View Article: PubMed Central - PubMed

Affiliation: Department for Infectious Disease Epidemiology, Immunization Unit, Robert Koch Institute, Seestrasse 10, 13353 Berlin, Germany. remschmidtc@rki.de.

ABSTRACT

Background: In Germany, immunization against human papillomaviruses (HPV) is free of charge for all females aged 12 to 17 years. Since HPV infection rates rise soon after first intercourse, immunization against HPV should be completed before sexual debut. Knowledge of country-specific data on age at first intercourse and related risk factors is important to optimize prevention of HPV and other sexually transmitted infections. Therefore, the primary aim of this study was to describe sexual behavior in young women in Germany. Secondary aims were to identify factors that are (i) associated with younger age at first intercourse and (ii) with HPV vaccine uptake.

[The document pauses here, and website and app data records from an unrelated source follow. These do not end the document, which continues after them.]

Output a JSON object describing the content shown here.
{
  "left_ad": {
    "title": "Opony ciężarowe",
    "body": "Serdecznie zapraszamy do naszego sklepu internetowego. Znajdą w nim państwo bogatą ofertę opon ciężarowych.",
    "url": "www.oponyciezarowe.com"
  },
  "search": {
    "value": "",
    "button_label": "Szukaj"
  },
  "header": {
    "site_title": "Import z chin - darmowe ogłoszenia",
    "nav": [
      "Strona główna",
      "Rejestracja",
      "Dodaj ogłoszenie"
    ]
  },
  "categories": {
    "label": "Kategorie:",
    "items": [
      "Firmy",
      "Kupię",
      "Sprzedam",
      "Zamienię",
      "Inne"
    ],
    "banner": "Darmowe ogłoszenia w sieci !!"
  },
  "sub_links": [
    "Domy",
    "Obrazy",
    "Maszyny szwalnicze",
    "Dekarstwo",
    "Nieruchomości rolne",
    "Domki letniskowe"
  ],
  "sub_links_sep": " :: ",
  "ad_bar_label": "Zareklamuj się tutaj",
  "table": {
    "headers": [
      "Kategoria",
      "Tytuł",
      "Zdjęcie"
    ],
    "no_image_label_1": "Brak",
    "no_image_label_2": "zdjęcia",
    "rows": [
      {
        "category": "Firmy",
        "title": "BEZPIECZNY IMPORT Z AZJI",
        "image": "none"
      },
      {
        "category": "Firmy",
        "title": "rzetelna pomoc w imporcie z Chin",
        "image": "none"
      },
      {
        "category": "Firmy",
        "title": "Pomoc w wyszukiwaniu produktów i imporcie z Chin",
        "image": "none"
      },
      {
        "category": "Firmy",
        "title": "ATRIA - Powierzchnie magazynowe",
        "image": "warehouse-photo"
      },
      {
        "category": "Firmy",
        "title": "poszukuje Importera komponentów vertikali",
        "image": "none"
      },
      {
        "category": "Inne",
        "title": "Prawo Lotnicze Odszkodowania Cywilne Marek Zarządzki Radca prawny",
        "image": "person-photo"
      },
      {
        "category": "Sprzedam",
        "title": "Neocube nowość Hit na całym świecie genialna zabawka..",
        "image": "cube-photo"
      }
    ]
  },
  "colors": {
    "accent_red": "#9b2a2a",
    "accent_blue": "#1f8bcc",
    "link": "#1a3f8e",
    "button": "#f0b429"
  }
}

Methods: Between 2010 and 2012, we conducted a cross-sectional study among randomly selected women aged 20 to 25 years in Germany. We used a structured, self-administered questionnaire to collect sociodemographic data, information on sexual habits such as age at first intercourse, and information on HPV vaccine uptake. We used univariate and multivariate logistic regression analyses to identify factors associated with younger age at first intercourse and with HPV vaccine uptake.

Results: A total of 823 women (response rate: 14.2%) participated, 785 (95.4%) of which reported having had intercourse already. 70% of these women experienced first intercourse before the age of 18 years. However, less than 5% were younger than 14 years at sexual debut. Younger age at first intercourse was independently associated with a higher number of sexual partners, smoking, and past pregnancies. HPV vaccine uptake was associated with higher education, whereas smoking and a migrant background reduced the chance of being vaccinated.

Conclusion: In Germany, only a small proportion of women experienced first intercourse before the age of 14 years. Younger age at first intercourse was associated with behavior that might increase the risk of HPV infections or other sexually transmitted infections. Therefore, to optimize the HPV vaccination strategy, HPV vaccination series should be completed before the age of 14 years in Germany.

Show MeSH
Related in: MedlinePlus